#### [Task instructions]
Please reproduce the entire listing exactly.

#### [Source material]
BEGIN

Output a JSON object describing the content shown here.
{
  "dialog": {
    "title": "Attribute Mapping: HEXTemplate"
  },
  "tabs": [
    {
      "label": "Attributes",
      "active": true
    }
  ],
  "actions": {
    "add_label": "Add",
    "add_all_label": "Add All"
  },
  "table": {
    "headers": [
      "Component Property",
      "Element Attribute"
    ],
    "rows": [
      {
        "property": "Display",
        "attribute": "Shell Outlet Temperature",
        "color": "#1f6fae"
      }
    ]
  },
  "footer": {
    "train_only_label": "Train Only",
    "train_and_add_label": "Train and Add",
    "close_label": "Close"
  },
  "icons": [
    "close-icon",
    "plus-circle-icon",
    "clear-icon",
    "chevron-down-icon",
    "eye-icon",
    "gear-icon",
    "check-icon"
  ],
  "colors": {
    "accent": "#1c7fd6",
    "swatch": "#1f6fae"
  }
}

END

#### [Problem solution]
Output a JSON object describing the content shown here.
{
  "dialog": {
    "title": "Attribute Mapping: HEXTemplate"
  },
  "tabs": [
    {
      "label": "Attributes",
      "active": true
    }
  ],
  "actions": {
    "add_label": "Add",
    "add_all_label": "Add All"
  },
  "table": {
    "headers": [
      "Component Property",
      "Element Attribute"
    ],
    "rows": [
      {
        "property": "Display",
        "attribute": "Shell Outlet Temperature",
        "color": "#1f6fae"
      }
    ]
  },
  "footer": {
    "train_only_label": "Train Only",
    "train_and_add_label": "Train and Add",
    "close_label": "Close"
  },
  "icons": [
    "close-icon",
    "plus-circle-icon",
    "clear-icon",
    "chevron-down-icon",
    "eye-icon",
    "gear-icon",
    "check-icon"
  ],
  "colors": {
    "accent": "#1c7fd6",
    "swatch": "#1f6fae"
  }
}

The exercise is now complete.